In a fresh blow to the government’s plan to vaccinate every Hong Kong resident, a survey has found that more than half do not intend to take the Covid-19
shot, a rise of 17 percentage points over the past two months.
The citywide poll by the University of Hong Kong (HKU) also revealed that fewer than three in 10 residents were prepared to take the vaccine supplied by mainland Chinese company Sinovac Biotech amid concerns over its low efficacy.
The findings came as Hong Kong reported 39 new coronavirus infections on Thursday, extending a downward trend in daily caseloads for a fifth day. All but one of the cases were imported, with 20 of them untraceable.
The city’s tally stands at 10,321, with 176 related deaths after two chronically ill men, aged 47 and 66, succumbed to the disease. Three arrivals were found to be carrying a mutated, fast-spreading strain of the virus, taking the total of such cases to 20.
Professor Gabriel Leung, dean of HKU’s faculty of medicine who was involved in the research, said the government, scientific community and the World Health Organization (WHO) needed to provide “solid scientific evidence” to ease residents’ concerns.
“Build trust by being honest, open and transparent and trust science,” Leung said on Thursday. “We all need to do more in explaining to the public.”
The survey comprised two independent arms of research. Based on a series of polls, the first part – involving more than 1,000 respondents polled between January 6 and 17 – showed a drop in the number of residents intending to receive a vaccination, from 63.2 per cent in November to 45.9 in January.
The second part – a weekly phone survey
of 500 to 1,000 adults – found the percentage of residents intending to get vaccinated had fallen from 67.4 per cent to 50.2 over the same period.
“Interestingly, the results of the two surveys match highly, even though they employed different sampling methods and pools of respondents, which indicate the findings are very accurate and representative of science,” Leung said.
He noted that the proportion of residents in mainland China polled on the same question in June last year was 88.6 per cent, 79.8 in South Africa and 67.9 in Singapore.
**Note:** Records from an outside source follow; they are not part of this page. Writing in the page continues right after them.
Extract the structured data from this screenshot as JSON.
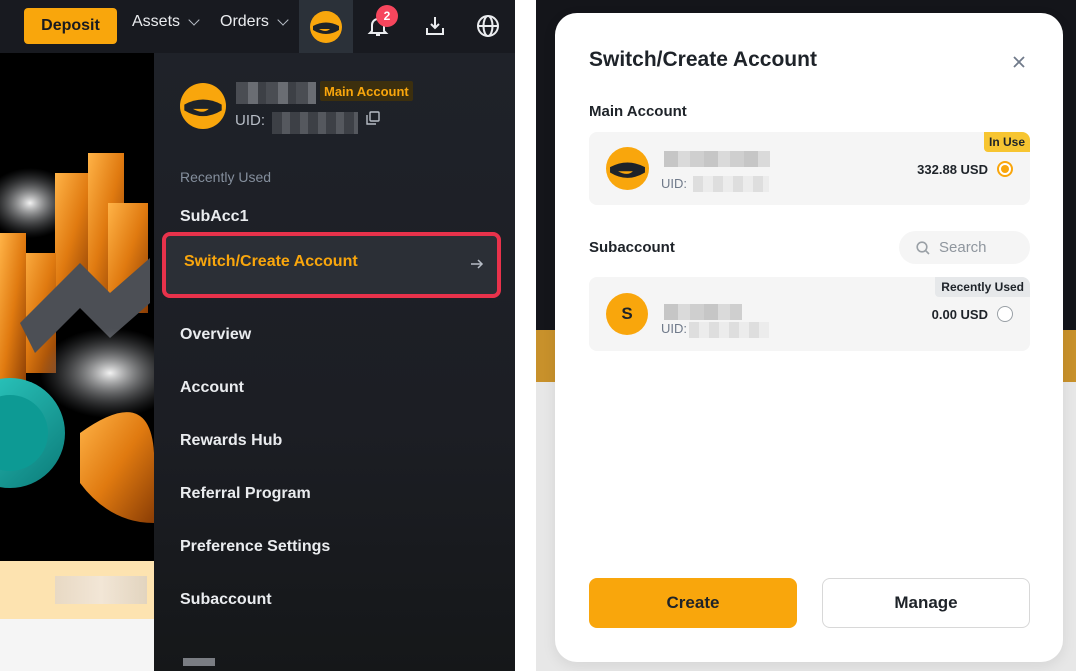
{
  "header": {
    "deposit_label": "Deposit",
    "assets_label": "Assets",
    "orders_label": "Orders",
    "notification_count": "2"
  },
  "dropdown": {
    "main_account_tag": "Main Account",
    "uid_prefix": "UID:",
    "recently_used_label": "Recently Used",
    "recent_item": "SubAcc1",
    "switch_create_label": "Switch/Create Account",
    "items": [
      "Overview",
      "Account",
      "Rewards Hub",
      "Referral Program",
      "Preference Settings",
      "Subaccount"
    ]
  },
  "modal": {
    "title": "Switch/Create Account",
    "main_section_title": "Main Account",
    "main_account": {
      "tag": "In Use",
      "uid_prefix": "UID:",
      "balance": "332.88 USD"
    },
    "subaccount_section_title": "Subaccount",
    "search_placeholder": "Search",
    "subaccount": {
      "avatar_letter": "S",
      "tag": "Recently Used",
      "uid_prefix": "UID:",
      "balance": "0.00 USD"
    },
    "create_label": "Create",
    "manage_label": "Manage"
  },
  "colors": {
    "accent": "#f9a60c",
    "highlight_border": "#e8324b",
    "dark_bg": "#1f2229"
  }
}
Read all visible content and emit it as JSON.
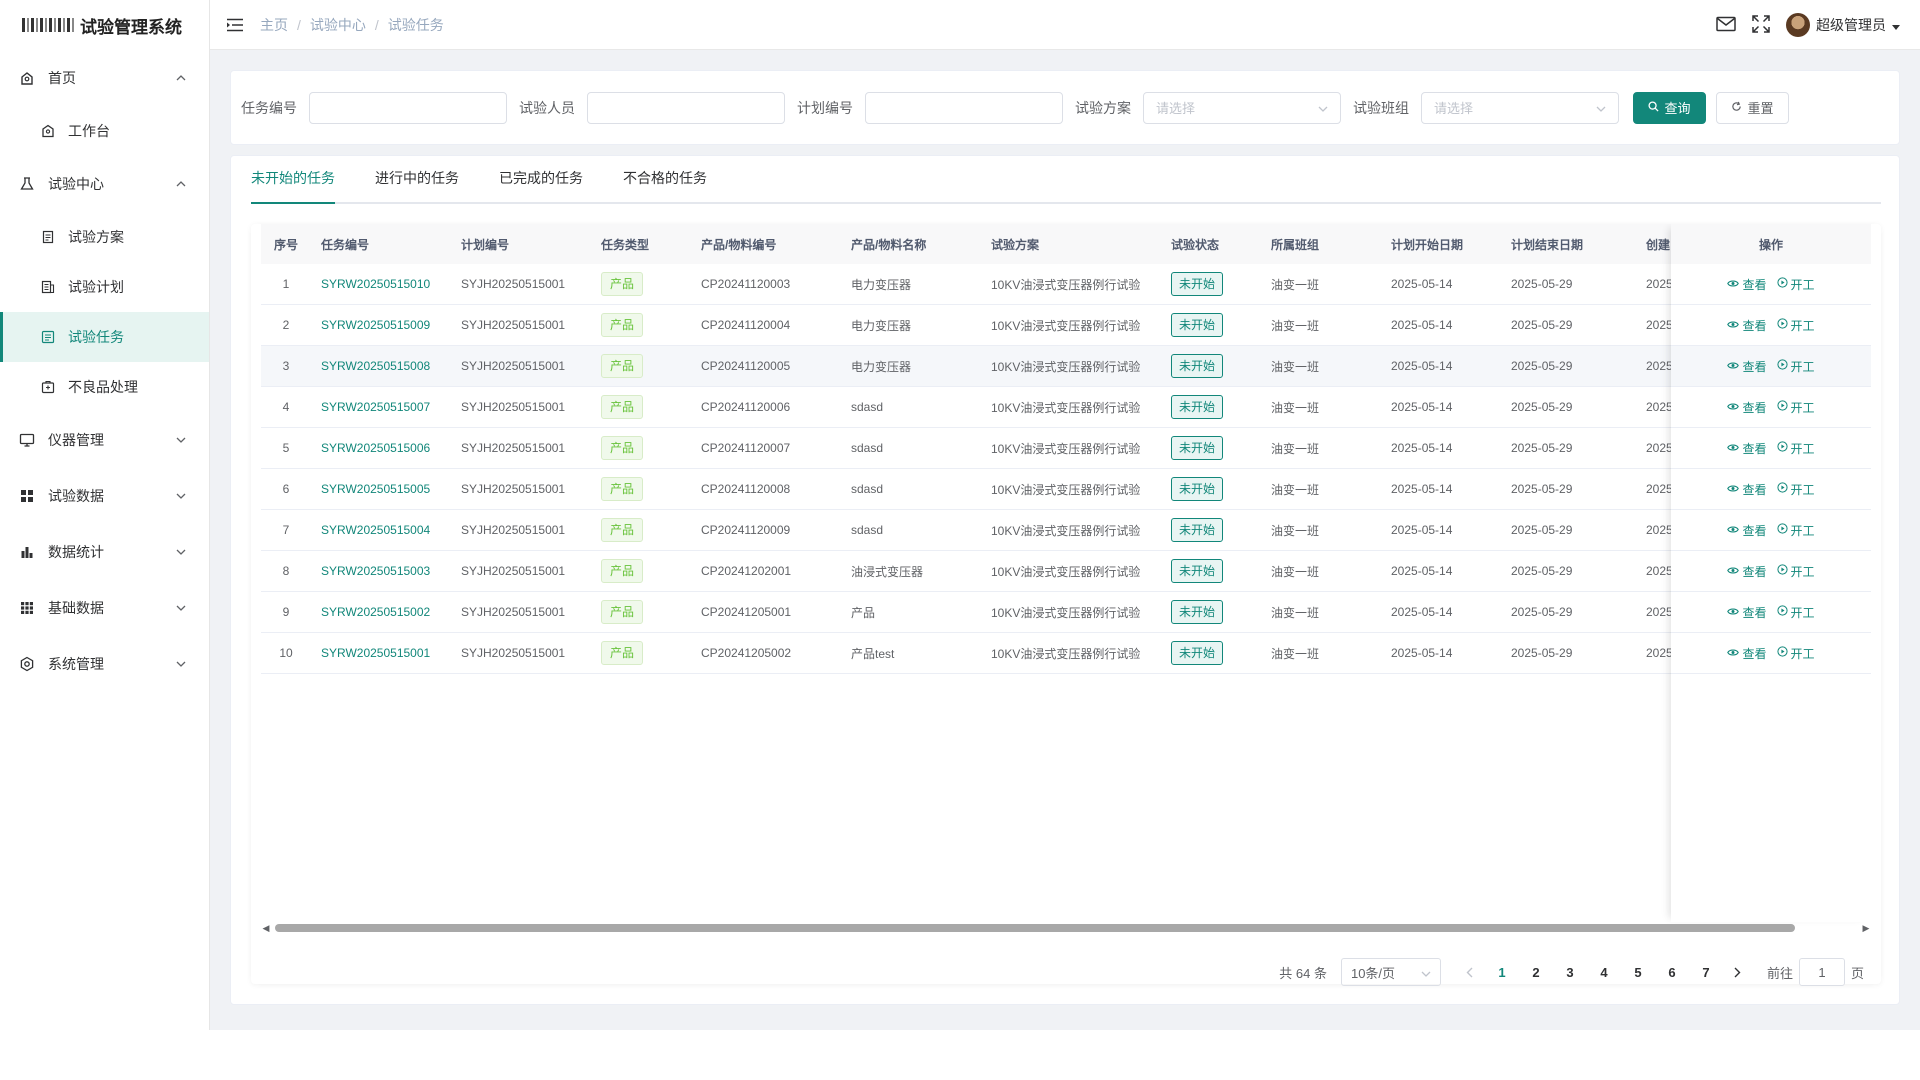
{
  "app": {
    "title": "试验管理系统"
  },
  "sidebar": {
    "items": [
      {
        "label": "首页",
        "icon": "home-icon",
        "expanded": true
      },
      {
        "label": "试验中心",
        "icon": "test-center-icon",
        "expanded": true
      },
      {
        "label": "仪器管理",
        "icon": "monitor-icon",
        "expanded": false
      },
      {
        "label": "试验数据",
        "icon": "grid-icon",
        "expanded": false
      },
      {
        "label": "数据统计",
        "icon": "bar-chart-icon",
        "expanded": false
      },
      {
        "label": "基础数据",
        "icon": "apps-icon",
        "expanded": false
      },
      {
        "label": "系统管理",
        "icon": "settings-icon",
        "expanded": false
      }
    ],
    "sub_home": [
      {
        "label": "工作台",
        "icon": "workbench-icon"
      }
    ],
    "sub_test": [
      {
        "label": "试验方案",
        "icon": "document-icon"
      },
      {
        "label": "试验计划",
        "icon": "plan-icon"
      },
      {
        "label": "试验任务",
        "icon": "task-icon",
        "active": true
      },
      {
        "label": "不良品处理",
        "icon": "defect-icon"
      }
    ]
  },
  "header": {
    "breadcrumb": [
      "主页",
      "试验中心",
      "试验任务"
    ],
    "user": "超级管理员"
  },
  "search": {
    "task_no_label": "任务编号",
    "tester_label": "试验人员",
    "plan_no_label": "计划编号",
    "scheme_label": "试验方案",
    "scheme_placeholder": "请选择",
    "team_label": "试验班组",
    "team_placeholder": "请选择",
    "query_btn": "查询",
    "reset_btn": "重置"
  },
  "tabs": [
    "未开始的任务",
    "进行中的任务",
    "已完成的任务",
    "不合格的任务"
  ],
  "table": {
    "columns": [
      "序号",
      "任务编号",
      "计划编号",
      "任务类型",
      "产品/物料编号",
      "产品/物料名称",
      "试验方案",
      "试验状态",
      "所属班组",
      "计划开始日期",
      "计划结束日期",
      "创建",
      "操作"
    ],
    "rows": [
      {
        "seq": "1",
        "task_no": "SYRW20250515010",
        "plan_no": "SYJH20250515001",
        "type": "产品",
        "code": "CP20241120003",
        "name": "电力变压器",
        "scheme": "10KV油浸式变压器例行试验",
        "status": "未开始",
        "team": "油变一班",
        "start": "2025-05-14",
        "end": "2025-05-29",
        "created": "2025-"
      },
      {
        "seq": "2",
        "task_no": "SYRW20250515009",
        "plan_no": "SYJH20250515001",
        "type": "产品",
        "code": "CP20241120004",
        "name": "电力变压器",
        "scheme": "10KV油浸式变压器例行试验",
        "status": "未开始",
        "team": "油变一班",
        "start": "2025-05-14",
        "end": "2025-05-29",
        "created": "2025-"
      },
      {
        "seq": "3",
        "task_no": "SYRW20250515008",
        "plan_no": "SYJH20250515001",
        "type": "产品",
        "code": "CP20241120005",
        "name": "电力变压器",
        "scheme": "10KV油浸式变压器例行试验",
        "status": "未开始",
        "team": "油变一班",
        "start": "2025-05-14",
        "end": "2025-05-29",
        "created": "2025-"
      },
      {
        "seq": "4",
        "task_no": "SYRW20250515007",
        "plan_no": "SYJH20250515001",
        "type": "产品",
        "code": "CP20241120006",
        "name": "sdasd",
        "scheme": "10KV油浸式变压器例行试验",
        "status": "未开始",
        "team": "油变一班",
        "start": "2025-05-14",
        "end": "2025-05-29",
        "created": "2025-"
      },
      {
        "seq": "5",
        "task_no": "SYRW20250515006",
        "plan_no": "SYJH20250515001",
        "type": "产品",
        "code": "CP20241120007",
        "name": "sdasd",
        "scheme": "10KV油浸式变压器例行试验",
        "status": "未开始",
        "team": "油变一班",
        "start": "2025-05-14",
        "end": "2025-05-29",
        "created": "2025-"
      },
      {
        "seq": "6",
        "task_no": "SYRW20250515005",
        "plan_no": "SYJH20250515001",
        "type": "产品",
        "code": "CP20241120008",
        "name": "sdasd",
        "scheme": "10KV油浸式变压器例行试验",
        "status": "未开始",
        "team": "油变一班",
        "start": "2025-05-14",
        "end": "2025-05-29",
        "created": "2025-"
      },
      {
        "seq": "7",
        "task_no": "SYRW20250515004",
        "plan_no": "SYJH20250515001",
        "type": "产品",
        "code": "CP20241120009",
        "name": "sdasd",
        "scheme": "10KV油浸式变压器例行试验",
        "status": "未开始",
        "team": "油变一班",
        "start": "2025-05-14",
        "end": "2025-05-29",
        "created": "2025-"
      },
      {
        "seq": "8",
        "task_no": "SYRW20250515003",
        "plan_no": "SYJH20250515001",
        "type": "产品",
        "code": "CP20241202001",
        "name": "油浸式变压器",
        "scheme": "10KV油浸式变压器例行试验",
        "status": "未开始",
        "team": "油变一班",
        "start": "2025-05-14",
        "end": "2025-05-29",
        "created": "2025-"
      },
      {
        "seq": "9",
        "task_no": "SYRW20250515002",
        "plan_no": "SYJH20250515001",
        "type": "产品",
        "code": "CP20241205001",
        "name": "产品",
        "scheme": "10KV油浸式变压器例行试验",
        "status": "未开始",
        "team": "油变一班",
        "start": "2025-05-14",
        "end": "2025-05-29",
        "created": "2025-"
      },
      {
        "seq": "10",
        "task_no": "SYRW20250515001",
        "plan_no": "SYJH20250515001",
        "type": "产品",
        "code": "CP20241205002",
        "name": "产品test",
        "scheme": "10KV油浸式变压器例行试验",
        "status": "未开始",
        "team": "油变一班",
        "start": "2025-05-14",
        "end": "2025-05-29",
        "created": "2025-"
      }
    ],
    "ops": {
      "view": "查看",
      "start": "开工"
    },
    "highlighted_row": 3
  },
  "pagination": {
    "total": "共 64 条",
    "page_size": "10条/页",
    "pages": [
      "1",
      "2",
      "3",
      "4",
      "5",
      "6",
      "7"
    ],
    "current": "1",
    "goto_label": "前往",
    "goto_value": "1",
    "page_unit": "页"
  },
  "colors": {
    "accent": "#12877a",
    "tag_green": "#67c23a"
  }
}
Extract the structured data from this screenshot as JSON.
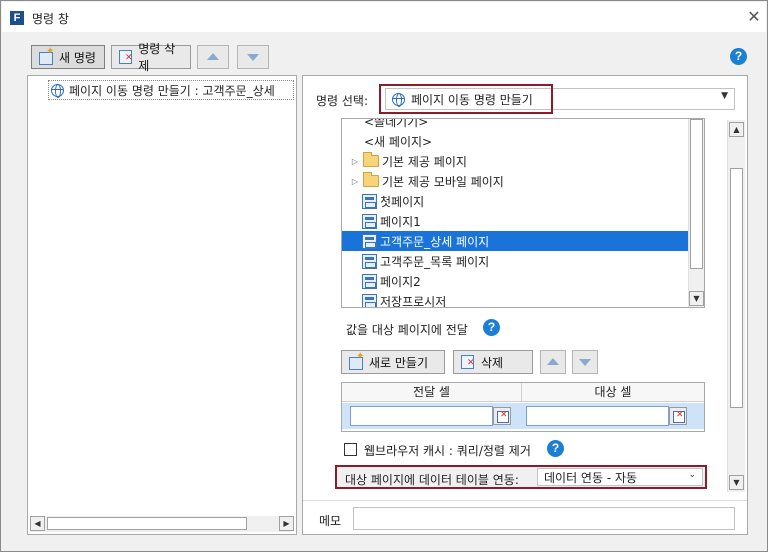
{
  "window": {
    "title": "명령 창",
    "app_icon_letter": "F"
  },
  "toolbar": {
    "new_label": "새 명령",
    "delete_label": "명령 삭제"
  },
  "left_panel": {
    "command_item": "페이지 이동 명령 만들기 : 고객주문_상세"
  },
  "command_select": {
    "label": "명령 선택:",
    "value": "페이지 이동 명령 만들기"
  },
  "page_tree": {
    "items": [
      {
        "label": "<쓸데기기>",
        "type": "text",
        "indent": 0
      },
      {
        "label": "<새 페이지>",
        "type": "text",
        "indent": 0
      },
      {
        "label": "기본 제공 페이지",
        "type": "folder",
        "indent": 0
      },
      {
        "label": "기본 제공 모바일 페이지",
        "type": "folder",
        "indent": 0
      },
      {
        "label": "첫페이지",
        "type": "page",
        "indent": 1
      },
      {
        "label": "페이지1",
        "type": "page",
        "indent": 1
      },
      {
        "label": "고객주문_상세 페이지",
        "type": "page",
        "indent": 1,
        "selected": true
      },
      {
        "label": "고객주문_목록 페이지",
        "type": "page",
        "indent": 1
      },
      {
        "label": "페이지2",
        "type": "page",
        "indent": 1
      },
      {
        "label": "저장프로시저",
        "type": "page",
        "indent": 1
      }
    ]
  },
  "pass_values": {
    "label": "값을 대상 페이지에 전달",
    "new_button": "새로 만들기",
    "delete_button": "삭제",
    "col_source": "전달 셀",
    "col_target": "대상 셀"
  },
  "browser_cache": {
    "label": "웹브라우저 캐시 : 쿼리/정렬 제거",
    "checked": false
  },
  "data_table_link": {
    "label": "대상 페이지에 데이터 테이블 연동:",
    "value": "데이터 연동 - 자동"
  },
  "memo": {
    "label": "메모",
    "value": ""
  },
  "colors": {
    "accent_red": "#8b1c2a",
    "selection_blue": "#1a73d9",
    "help_blue": "#1b7fd6"
  }
}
But Leung said global confidence in the inoculations was broadly declining as misinformation and confusion over the shots increased.
Among the three brands of vaccines already procured by the Hong Kong government, the jabs by Pfizer-BioNTech had the highest level of acceptability, at 55.9 per cent, while AstraZeneca’s shots had the lowest, at 35.3 per cent.
Public confidence in Sinovac’s vaccines fell from 38.2 per cent to 29.5 per cent after the release of data
by the Butantan Institute, its partner in Brazil, showing an unexpectedly low efficacy rate of 50.4 per cent.
Leung did not directly address the question of whether Hong Kong should switch from the Sinovac vaccine in light of the findings, but he said he was encouraged by the WHO review of the firm’s shots for emergency use.
Hong Kong has struck deals to purchase 22.5 million doses of Covid-19 vaccines, with 7.5 million shots each coming from three suppliers: Sinovac Biotech; Fosun Pharma which offered the vaccine co-developed by Germany’s BioNTech and US-based Pfizer; and British-Swedish firm AstraZeneca.
But the city’s vaccination campaign got off to a rocky start when Chief Executive Carrie Lam Cheng Yuet-ngor initially said residents would not be allowed to choose which shots they received, only to later clarify they would be allowed a preference.
The roll-out also suffered delays after Sinovac did not deliver its doses by January as promised and failed to publish comprehensive final-stage trial data.
BioNTech’s vaccines are now expected to be the first to arrive in the later half of February after Lunar New Year. But the company is also dealing with reports of severe adverse side effects, with at least 29 elderly people dying in Norway after taking the jabs.
HKU’s research showed the public has lost confidence in the safety and effectiveness of Covid-19 vaccines, with just 45.3 per cent of respondents still believing they will be safe, down from 59.6 per cent two months ago, while 54 per cent regarded the jabs as effective, down from 67.1 per cent in November.
Leung admitted safety concerns had undermined the public’s confidence in the jabs but stressed that hesitancy over an experimental procedure was not unusual.
“It is nothing surprising,” he said. “When doctors give a new drug or needle, patients often ask about side effects and whether they really need to take it. These things happen every day in a hospital. The most important thing is how we build confidence among the public to take the vaccines.”
Professor Benjamin Cowling, head of the division of epidemiology and biostatistics at HKU’s school of public health, said the survey pattern was consistent with overseas trends but more studies were needed to determine the reasons behind the discrepancies.
Leung also revealed that HKU would apply to the government to run one of its 18 community vaccination centres and provide experts from its accidents and emergency, trauma and anaesthesiology wards who were experienced in dealing with medical emergencies arising from vaccine side effects.